• **ABOUT THIS EXERCISE**:
Each entry here is to be restated word for word.

• **WORKING DATA**:
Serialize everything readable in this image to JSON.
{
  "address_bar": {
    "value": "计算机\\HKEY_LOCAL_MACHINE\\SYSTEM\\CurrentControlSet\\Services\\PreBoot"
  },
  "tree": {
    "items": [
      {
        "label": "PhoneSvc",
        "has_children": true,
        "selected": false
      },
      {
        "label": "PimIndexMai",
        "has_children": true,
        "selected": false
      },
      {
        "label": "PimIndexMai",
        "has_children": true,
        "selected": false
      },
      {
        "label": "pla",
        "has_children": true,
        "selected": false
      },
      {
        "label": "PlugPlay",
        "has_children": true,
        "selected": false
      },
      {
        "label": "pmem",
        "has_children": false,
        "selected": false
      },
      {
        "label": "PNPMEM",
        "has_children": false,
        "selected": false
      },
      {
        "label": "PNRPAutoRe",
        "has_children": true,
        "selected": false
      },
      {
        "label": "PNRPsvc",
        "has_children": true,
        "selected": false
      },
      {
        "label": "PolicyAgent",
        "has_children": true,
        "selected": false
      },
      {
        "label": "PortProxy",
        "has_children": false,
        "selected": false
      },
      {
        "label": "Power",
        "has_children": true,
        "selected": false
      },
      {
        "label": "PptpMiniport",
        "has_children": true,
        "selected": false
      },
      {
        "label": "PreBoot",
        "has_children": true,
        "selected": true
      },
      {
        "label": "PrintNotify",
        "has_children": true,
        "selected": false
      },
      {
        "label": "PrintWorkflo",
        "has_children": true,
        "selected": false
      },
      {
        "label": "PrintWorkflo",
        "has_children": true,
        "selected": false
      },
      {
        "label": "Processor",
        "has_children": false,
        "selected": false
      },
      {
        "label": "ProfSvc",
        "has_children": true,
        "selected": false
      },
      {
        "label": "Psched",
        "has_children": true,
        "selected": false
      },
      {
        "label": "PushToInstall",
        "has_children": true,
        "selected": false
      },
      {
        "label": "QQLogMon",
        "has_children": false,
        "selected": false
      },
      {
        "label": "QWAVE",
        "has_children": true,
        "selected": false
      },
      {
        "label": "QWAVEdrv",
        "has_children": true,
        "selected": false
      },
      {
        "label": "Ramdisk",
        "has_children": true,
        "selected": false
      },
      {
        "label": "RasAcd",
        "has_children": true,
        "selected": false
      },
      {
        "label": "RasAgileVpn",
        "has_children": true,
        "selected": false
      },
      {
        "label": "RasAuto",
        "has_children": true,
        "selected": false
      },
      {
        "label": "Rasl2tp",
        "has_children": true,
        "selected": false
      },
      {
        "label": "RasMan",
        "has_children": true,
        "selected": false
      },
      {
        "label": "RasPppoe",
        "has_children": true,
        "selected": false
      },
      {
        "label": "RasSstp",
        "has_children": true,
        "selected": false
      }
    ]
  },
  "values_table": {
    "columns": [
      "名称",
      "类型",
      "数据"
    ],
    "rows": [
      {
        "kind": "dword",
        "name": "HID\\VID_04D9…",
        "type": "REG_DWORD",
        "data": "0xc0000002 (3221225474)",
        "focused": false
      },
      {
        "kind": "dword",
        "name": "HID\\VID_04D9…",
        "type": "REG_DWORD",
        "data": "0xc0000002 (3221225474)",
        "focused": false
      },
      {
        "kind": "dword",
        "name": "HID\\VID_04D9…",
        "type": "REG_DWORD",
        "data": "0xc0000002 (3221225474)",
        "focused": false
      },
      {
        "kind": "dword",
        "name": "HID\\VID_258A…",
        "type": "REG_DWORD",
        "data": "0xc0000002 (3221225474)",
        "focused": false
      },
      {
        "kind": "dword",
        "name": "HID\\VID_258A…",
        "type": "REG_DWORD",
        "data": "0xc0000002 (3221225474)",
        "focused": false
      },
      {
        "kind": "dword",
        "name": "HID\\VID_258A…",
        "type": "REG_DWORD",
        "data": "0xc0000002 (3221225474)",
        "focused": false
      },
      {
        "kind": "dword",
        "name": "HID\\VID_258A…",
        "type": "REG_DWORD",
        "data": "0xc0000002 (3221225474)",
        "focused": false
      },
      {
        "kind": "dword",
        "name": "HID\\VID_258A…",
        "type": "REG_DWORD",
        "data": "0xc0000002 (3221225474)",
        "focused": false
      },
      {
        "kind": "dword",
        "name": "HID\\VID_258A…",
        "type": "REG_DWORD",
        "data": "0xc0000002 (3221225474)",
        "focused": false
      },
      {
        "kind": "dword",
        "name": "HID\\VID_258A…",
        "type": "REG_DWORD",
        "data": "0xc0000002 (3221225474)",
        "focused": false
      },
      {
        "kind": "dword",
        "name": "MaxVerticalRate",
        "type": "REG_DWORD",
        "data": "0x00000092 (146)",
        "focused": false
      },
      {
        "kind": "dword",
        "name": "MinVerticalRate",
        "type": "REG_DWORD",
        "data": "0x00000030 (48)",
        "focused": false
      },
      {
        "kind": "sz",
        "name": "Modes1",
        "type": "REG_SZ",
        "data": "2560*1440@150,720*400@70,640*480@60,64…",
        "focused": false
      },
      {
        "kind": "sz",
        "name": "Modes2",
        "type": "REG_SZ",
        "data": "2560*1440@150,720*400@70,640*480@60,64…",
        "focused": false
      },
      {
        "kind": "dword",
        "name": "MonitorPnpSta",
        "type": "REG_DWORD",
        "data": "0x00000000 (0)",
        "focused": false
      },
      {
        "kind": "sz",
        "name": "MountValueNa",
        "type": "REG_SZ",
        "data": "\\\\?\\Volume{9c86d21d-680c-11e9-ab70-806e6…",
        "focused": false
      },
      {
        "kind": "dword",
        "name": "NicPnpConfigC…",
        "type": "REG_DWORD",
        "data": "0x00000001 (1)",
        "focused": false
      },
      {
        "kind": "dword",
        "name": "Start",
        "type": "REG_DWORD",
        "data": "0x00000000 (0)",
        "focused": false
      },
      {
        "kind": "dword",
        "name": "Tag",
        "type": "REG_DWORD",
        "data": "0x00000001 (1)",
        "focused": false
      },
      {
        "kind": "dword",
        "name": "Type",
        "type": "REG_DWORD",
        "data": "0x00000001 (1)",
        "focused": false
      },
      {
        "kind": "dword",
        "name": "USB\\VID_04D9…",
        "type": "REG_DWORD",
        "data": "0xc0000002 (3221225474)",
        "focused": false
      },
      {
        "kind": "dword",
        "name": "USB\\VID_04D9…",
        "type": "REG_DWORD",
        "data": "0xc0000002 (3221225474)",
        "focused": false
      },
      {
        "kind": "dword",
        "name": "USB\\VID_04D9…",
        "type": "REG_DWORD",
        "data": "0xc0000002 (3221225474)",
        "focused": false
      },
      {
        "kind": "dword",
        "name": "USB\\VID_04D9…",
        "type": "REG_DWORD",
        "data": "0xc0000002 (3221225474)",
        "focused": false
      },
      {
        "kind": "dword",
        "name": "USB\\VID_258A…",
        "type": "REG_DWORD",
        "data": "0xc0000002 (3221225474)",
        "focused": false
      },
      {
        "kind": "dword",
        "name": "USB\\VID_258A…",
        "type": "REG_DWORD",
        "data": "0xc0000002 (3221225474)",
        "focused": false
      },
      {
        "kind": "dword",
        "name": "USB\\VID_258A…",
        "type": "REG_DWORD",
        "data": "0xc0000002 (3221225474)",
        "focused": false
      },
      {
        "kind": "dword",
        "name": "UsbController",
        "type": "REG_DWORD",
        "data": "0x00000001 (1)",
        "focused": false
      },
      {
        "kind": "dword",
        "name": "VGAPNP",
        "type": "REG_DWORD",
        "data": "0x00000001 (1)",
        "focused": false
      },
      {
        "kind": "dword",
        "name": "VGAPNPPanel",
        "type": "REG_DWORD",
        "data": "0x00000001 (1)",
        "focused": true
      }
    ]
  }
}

• **EXERCISE RESPONSE**:
Serialize everything readable in this image to JSON.
{
  "address_bar": {
    "value": "计算机\\HKEY_LOCAL_MACHINE\\SYSTEM\\CurrentControlSet\\Services\\PreBoot"
  },
  "tree": {
    "items": [
      {
        "label": "PhoneSvc",
        "has_children": true,
        "selected": false
      },
      {
        "label": "PimIndexMai",
        "has_children": true,
        "selected": false
      },
      {
        "label": "PimIndexMai",
        "has_children": true,
        "selected": false
      },
      {
        "label": "pla",
        "has_children": true,
        "selected": false
      },
      {
        "label": "PlugPlay",
        "has_children": true,
        "selected": false
      },
      {
        "label": "pmem",
        "has_children": false,
        "selected": false
      },
      {
        "label": "PNPMEM",
        "has_children": false,
        "selected": false
      },
      {
        "label": "PNRPAutoRe",
        "has_children": true,
        "selected": false
      },
      {
        "label": "PNRPsvc",
        "has_children": true,
        "selected": false
      },
      {
        "label": "PolicyAgent",
        "has_children": true,
        "selected": false
      },
      {
        "label": "PortProxy",
        "has_children": false,
        "selected": false
      },
      {
        "label": "Power",
        "has_children": true,
        "selected": false
      },
      {
        "label": "PptpMiniport",
        "has_children": true,
        "selected": false
      },
      {
        "label": "PreBoot",
        "has_children": true,
        "selected": true
      },
      {
        "label": "PrintNotify",
        "has_children": true,
        "selected": false
      },
      {
        "label": "PrintWorkflo",
        "has_children": true,
        "selected": false
      },
      {
        "label": "PrintWorkflo",
        "has_children": true,
        "selected": false
      },
      {
        "label": "Processor",
        "has_children": false,
        "selected": false
      },
      {
        "label": "ProfSvc",
        "has_children": true,
        "selected": false
      },
      {
        "label": "Psched",
        "has_children": true,
        "selected": false
      },
      {
        "label": "PushToInstall",
        "has_children": true,
        "selected": false
      },
      {
        "label": "QQLogMon",
        "has_children": false,
        "selected": false
      },
      {
        "label": "QWAVE",
        "has_children": true,
        "selected": false
      },
      {
        "label": "QWAVEdrv",
        "has_children": true,
        "selected": false
      },
      {
        "label": "Ramdisk",
        "has_children": true,
        "selected": false
      },
      {
        "label": "RasAcd",
        "has_children": true,
        "selected": false
      },
      {
        "label": "RasAgileVpn",
        "has_children": true,
        "selected": false
      },
      {
        "label": "RasAuto",
        "has_children": true,
        "selected": false
      },
      {
        "label": "Rasl2tp",
        "has_children": true,
        "selected": false
      },
      {
        "label": "RasMan",
        "has_children": true,
        "selected": false
      },
      {
        "label": "RasPppoe",
        "has_children": true,
        "selected": false
      },
      {
        "label": "RasSstp",
        "has_children": true,
        "selected": false
      }
    ]
  },
  "values_table": {
    "columns": [
      "名称",
      "类型",
      "数据"
    ],
    "rows": [
      {
        "kind": "dword",
        "name": "HID\\VID_04D9…",
        "type": "REG_DWORD",
        "data": "0xc0000002 (3221225474)",
        "focused": false
      },
      {
        "kind": "dword",
        "name": "HID\\VID_04D9…",
        "type": "REG_DWORD",
        "data": "0xc0000002 (3221225474)",
        "focused": false
      },
      {
        "kind": "dword",
        "name": "HID\\VID_04D9…",
        "type": "REG_DWORD",
        "data": "0xc0000002 (3221225474)",
        "focused": false
      },
      {
        "kind": "dword",
        "name": "HID\\VID_258A…",
        "type": "REG_DWORD",
        "data": "0xc0000002 (3221225474)",
        "focused": false
      },
      {
        "kind": "dword",
        "name": "HID\\VID_258A…",
        "type": "REG_DWORD",
        "data": "0xc0000002 (3221225474)",
        "focused": false
      },
      {
        "kind": "dword",
        "name": "HID\\VID_258A…",
        "type": "REG_DWORD",
        "data": "0xc0000002 (3221225474)",
        "focused": false
      },
      {
        "kind": "dword",
        "name": "HID\\VID_258A…",
        "type": "REG_DWORD",
        "data": "0xc0000002 (3221225474)",
        "focused": false
      },
      {
        "kind": "dword",
        "name": "HID\\VID_258A…",
        "type": "REG_DWORD",
        "data": "0xc0000002 (3221225474)",
        "focused": false
      },
      {
        "kind": "dword",
        "name": "HID\\VID_258A…",
        "type": "REG_DWORD",
        "data": "0xc0000002 (3221225474)",
        "focused": false
      },
      {
        "kind": "dword",
        "name": "HID\\VID_258A…",
        "type": "REG_DWORD",
        "data": "0xc0000002 (3221225474)",
        "focused": false
      },
      {
        "kind": "dword",
        "name": "MaxVerticalRate",
        "type": "REG_DWORD",
        "data": "0x00000092 (146)",
        "focused": false
      },
      {
        "kind": "dword",
        "name": "MinVerticalRate",
        "type": "REG_DWORD",
        "data": "0x00000030 (48)",
        "focused": false
      },
      {
        "kind": "sz",
        "name": "Modes1",
        "type": "REG_SZ",
        "data": "2560*1440@150,720*400@70,640*480@60,64…",
        "focused": false
      },
      {
        "kind": "sz",
        "name": "Modes2",
        "type": "REG_SZ",
        "data": "2560*1440@150,720*400@70,640*480@60,64…",
        "focused": false
      },
      {
        "kind": "dword",
        "name": "MonitorPnpSta",
        "type": "REG_DWORD",
        "data": "0x00000000 (0)",
        "focused": false
      },
      {
        "kind": "sz",
        "name": "MountValueNa",
        "type": "REG_SZ",
        "data": "\\\\?\\Volume{9c86d21d-680c-11e9-ab70-806e6…",
        "focused": false
      },
      {
        "kind": "dword",
        "name": "NicPnpConfigC…",
        "type": "REG_DWORD",
        "data": "0x00000001 (1)",
        "focused": false
      },
      {
        "kind": "dword",
        "name": "Start",
        "type": "REG_DWORD",
        "data": "0x00000000 (0)",
        "focused": false
      },
      {
        "kind": "dword",
        "name": "Tag",
        "type": "REG_DWORD",
        "data": "0x00000001 (1)",
        "focused": false
      },
      {
        "kind": "dword",
        "name": "Type",
        "type": "REG_DWORD",
        "data": "0x00000001 (1)",
        "focused": false
      },
      {
        "kind": "dword",
        "name": "USB\\VID_04D9…",
        "type": "REG_DWORD",
        "data": "0xc0000002 (3221225474)",
        "focused": false
      },
      {
        "kind": "dword",
        "name": "USB\\VID_04D9…",
        "type": "REG_DWORD",
        "data": "0xc0000002 (3221225474)",
        "focused": false
      },
      {
        "kind": "dword",
        "name": "USB\\VID_04D9…",
        "type": "REG_DWORD",
        "data": "0xc0000002 (3221225474)",
        "focused": false
      },
      {
        "kind": "dword",
        "name": "USB\\VID_04D9…",
        "type": "REG_DWORD",
        "data": "0xc0000002 (3221225474)",
        "focused": false
      },
      {
        "kind": "dword",
        "name": "USB\\VID_258A…",
        "type": "REG_DWORD",
        "data": "0xc0000002 (3221225474)",
        "focused": false
      },
      {
        "kind": "dword",
        "name": "USB\\VID_258A…",
        "type": "REG_DWORD",
        "data": "0xc0000002 (3221225474)",
        "focused": false
      },
      {
        "kind": "dword",
        "name": "USB\\VID_258A…",
        "type": "REG_DWORD",
        "data": "0xc0000002 (3221225474)",
        "focused": false
      },
      {
        "kind": "dword",
        "name": "UsbController",
        "type": "REG_DWORD",
        "data": "0x00000001 (1)",
        "focused": false
      },
      {
        "kind": "dword",
        "name": "VGAPNP",
        "type": "REG_DWORD",
        "data": "0x00000001 (1)",
        "focused": false
      },
      {
        "kind": "dword",
        "name": "VGAPNPPanel",
        "type": "REG_DWORD",
        "data": "0x00000001 (1)",
        "focused": true
      }
    ]
  }
}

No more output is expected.